In terms of getting into university, Junior College will be the preferred choice given that up to 75% of the JC cohort end up in university after the GCE A Levels. Contrastingly, only about 20% of all polytechnic students enrol in university after obtaining their diploma, although MOE has increasingly put in place schemes to facilitate Polytechnic students’ enrolment into university (eg: Work Study degree programmes, Earn and Learn programmes etc).
It might also be instructive to compare the indicative grade profiles of polytechnic and JC students enrolling in the various university courses. According to data provided by the local universities, polytechnic students generally need to achieve a minimum GPA of 3.5/4.0 to be in the 10th percentile (ie: the bottom 10% of students enrolling in that course of study) for most courses in the Academic Year 2018/19. However, JC students can secure admission to less popular university courses with A level results of BBC/B or even BCC/B, where these grades rank JC students in the 10th percentile for those courses. Put differently, this means that JC students have a higher chance of securing admission into university as they only need to obtain average grades for the A levels, whereas polytechnic students need to have extremely strong academic credentials to be admitted into the same course. Naturally, such grade profile comparisons do not apply for extremely popular courses like Law, Medicine, Pharmacy, Dentistry, Accountancy etc, given that even JC students in the 10th percentile need to score (close to) straight As at the A Levels.

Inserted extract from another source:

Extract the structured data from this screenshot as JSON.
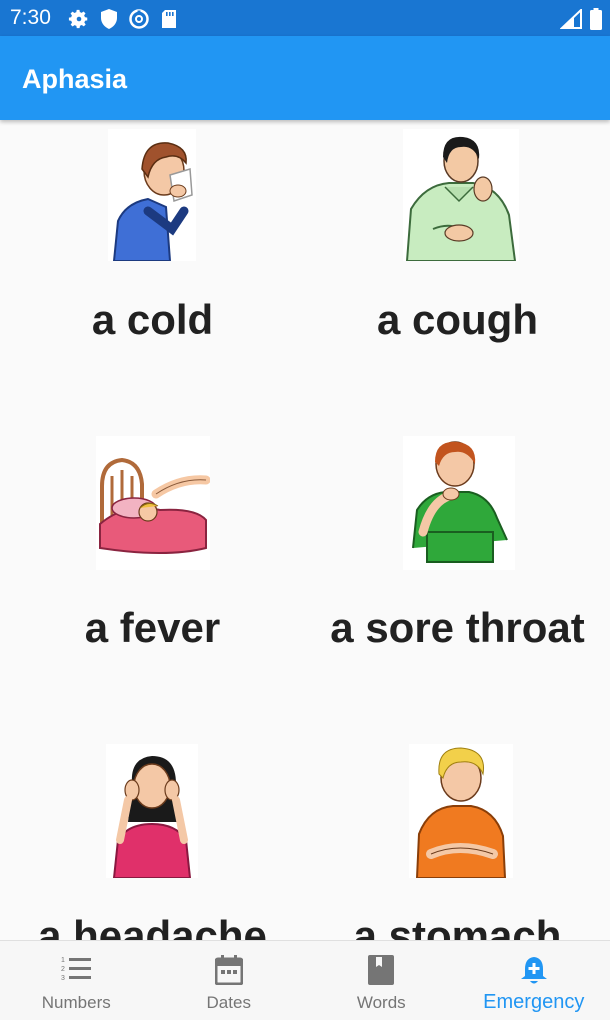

5. Module Exemptions
Given the polytechnics’ desire to make their students employable upon graduation, many classes offered in the polytechnics may have overlaps with modules offered in universities, making them eligible for module exemptions. Depending on the student’s specialisation at university, polytechnic students may be granted module exemptions either in their core curriculum (eg: a business management diploma holder may be exempted from Introduction to Marketing/Business Analytics in university) or their exposure and general education curriculum (ie: exempted from degree requirements of exposure beyond the chosen specialisation). As such, students intending to enrol in polytechnics should have a broad idea of what they intend to specialise in university and start thinking about the classes they want to take in the polytechnic, which can confer module exemptions subsequently.

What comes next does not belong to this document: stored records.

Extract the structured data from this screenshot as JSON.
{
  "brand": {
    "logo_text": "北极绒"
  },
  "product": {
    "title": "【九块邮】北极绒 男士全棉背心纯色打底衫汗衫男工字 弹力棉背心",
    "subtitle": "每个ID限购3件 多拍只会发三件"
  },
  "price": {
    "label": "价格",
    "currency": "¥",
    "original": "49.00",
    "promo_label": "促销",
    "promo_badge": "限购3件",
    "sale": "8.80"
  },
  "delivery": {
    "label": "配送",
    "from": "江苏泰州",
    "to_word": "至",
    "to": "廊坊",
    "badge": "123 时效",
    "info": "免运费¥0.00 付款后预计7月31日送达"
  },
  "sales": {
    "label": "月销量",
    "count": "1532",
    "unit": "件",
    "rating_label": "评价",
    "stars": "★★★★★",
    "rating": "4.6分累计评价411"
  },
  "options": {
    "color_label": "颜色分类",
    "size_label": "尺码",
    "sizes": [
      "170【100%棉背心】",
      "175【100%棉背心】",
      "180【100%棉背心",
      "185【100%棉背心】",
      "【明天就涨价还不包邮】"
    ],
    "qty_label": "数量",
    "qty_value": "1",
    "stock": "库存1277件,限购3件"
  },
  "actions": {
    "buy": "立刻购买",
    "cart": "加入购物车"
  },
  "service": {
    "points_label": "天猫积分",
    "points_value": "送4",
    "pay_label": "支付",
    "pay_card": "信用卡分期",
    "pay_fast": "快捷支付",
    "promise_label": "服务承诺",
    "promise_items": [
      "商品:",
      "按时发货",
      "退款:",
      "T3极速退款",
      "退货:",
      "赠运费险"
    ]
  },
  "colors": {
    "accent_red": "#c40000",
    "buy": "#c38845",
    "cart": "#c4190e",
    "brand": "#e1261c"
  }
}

Unfortunately for JC students, subjects offered at the GCE A Levels are heavily academic and scholastic in nature and typically do not count towards fulfilling any degree requirements, making them ineligible for module exemptions at the university level. However, for a small handful of JC students who do read subjects at the H3 level, local universities may grant one or two module exemptions for those subjects given their academic rigour and content overlaps with university modules. Do take note that a student needs to attain extremely strong results in their JC1 year to quality to read H3 subjects, and universities will impose a minimum grade requirement for H3 subjects before these subjects are considered for module exemptions.
A pre-university education is critical in helping you uncover your strengths and passions, positioning you to pursue your academic interests and secure your first job after graduation. Regardless whether you choose Junior College or Polytechnic, what’s most important is to take ownership of your decisions and be open to experiences that will enrich your learning; only then will you enjoy and make the best use of your time in pre-university!

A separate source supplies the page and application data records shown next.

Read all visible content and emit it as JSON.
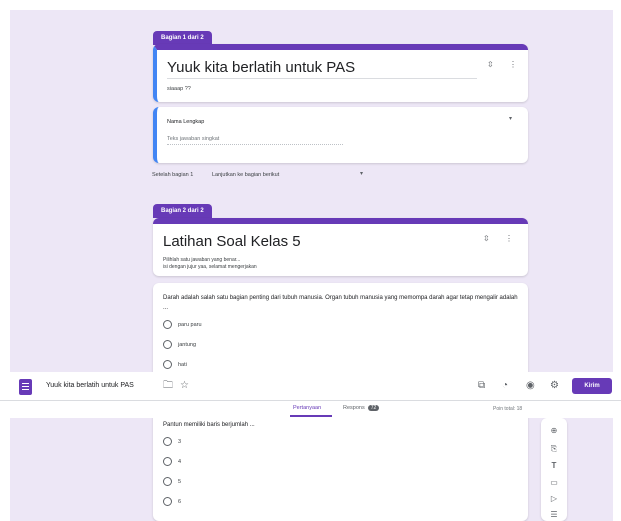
{
  "section1": {
    "tab_label": "Bagian 1 dari 2",
    "title": "Yuuk kita berlatih untuk PAS",
    "description": "siaaap ??",
    "question_label": "Nama Lengkap",
    "answer_placeholder": "Teks jawaban singkat"
  },
  "after_section": {
    "label": "Setelah bagian 1",
    "value": "Lanjutkan ke bagian berikut"
  },
  "section2": {
    "tab_label": "Bagian 2 dari 2",
    "title": "Latihan Soal Kelas 5",
    "description_line1": "Pilihlah satu jawaban yang benar...",
    "description_line2": "isi dengan jujur yaa, selamat mengerjakan"
  },
  "question1": {
    "text": "Darah adalah salah satu bagian penting dari tubuh manusia. Organ tubuh manusia yang memompa darah agar tetap mengalir adalah ...",
    "options": [
      "paru paru",
      "jantung",
      "hati"
    ]
  },
  "appbar": {
    "title": "Yuuk kita berlatih untuk PAS",
    "send_label": "Kirim"
  },
  "tabs": {
    "questions": "Pertanyaan",
    "responses": "Respons",
    "responses_count": "72",
    "points": "Poin total: 18"
  },
  "question2": {
    "text": "Pantun memiliki baris berjumlah ...",
    "options": [
      "3",
      "4",
      "5",
      "6"
    ]
  },
  "icons": {
    "form": "forms-icon",
    "folder": "folder-icon",
    "star": "star-icon",
    "addon": "puzzle-icon",
    "palette": "palette-icon",
    "preview": "eye-icon",
    "settings": "gear-icon"
  },
  "colors": {
    "accent": "#673ab7",
    "canvas": "#ede7f6",
    "active_border": "#4285f4"
  }
}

Watch out for our next post on some steps you can take to make your transition to JC/Polytechnic as smooth and seamless as possible!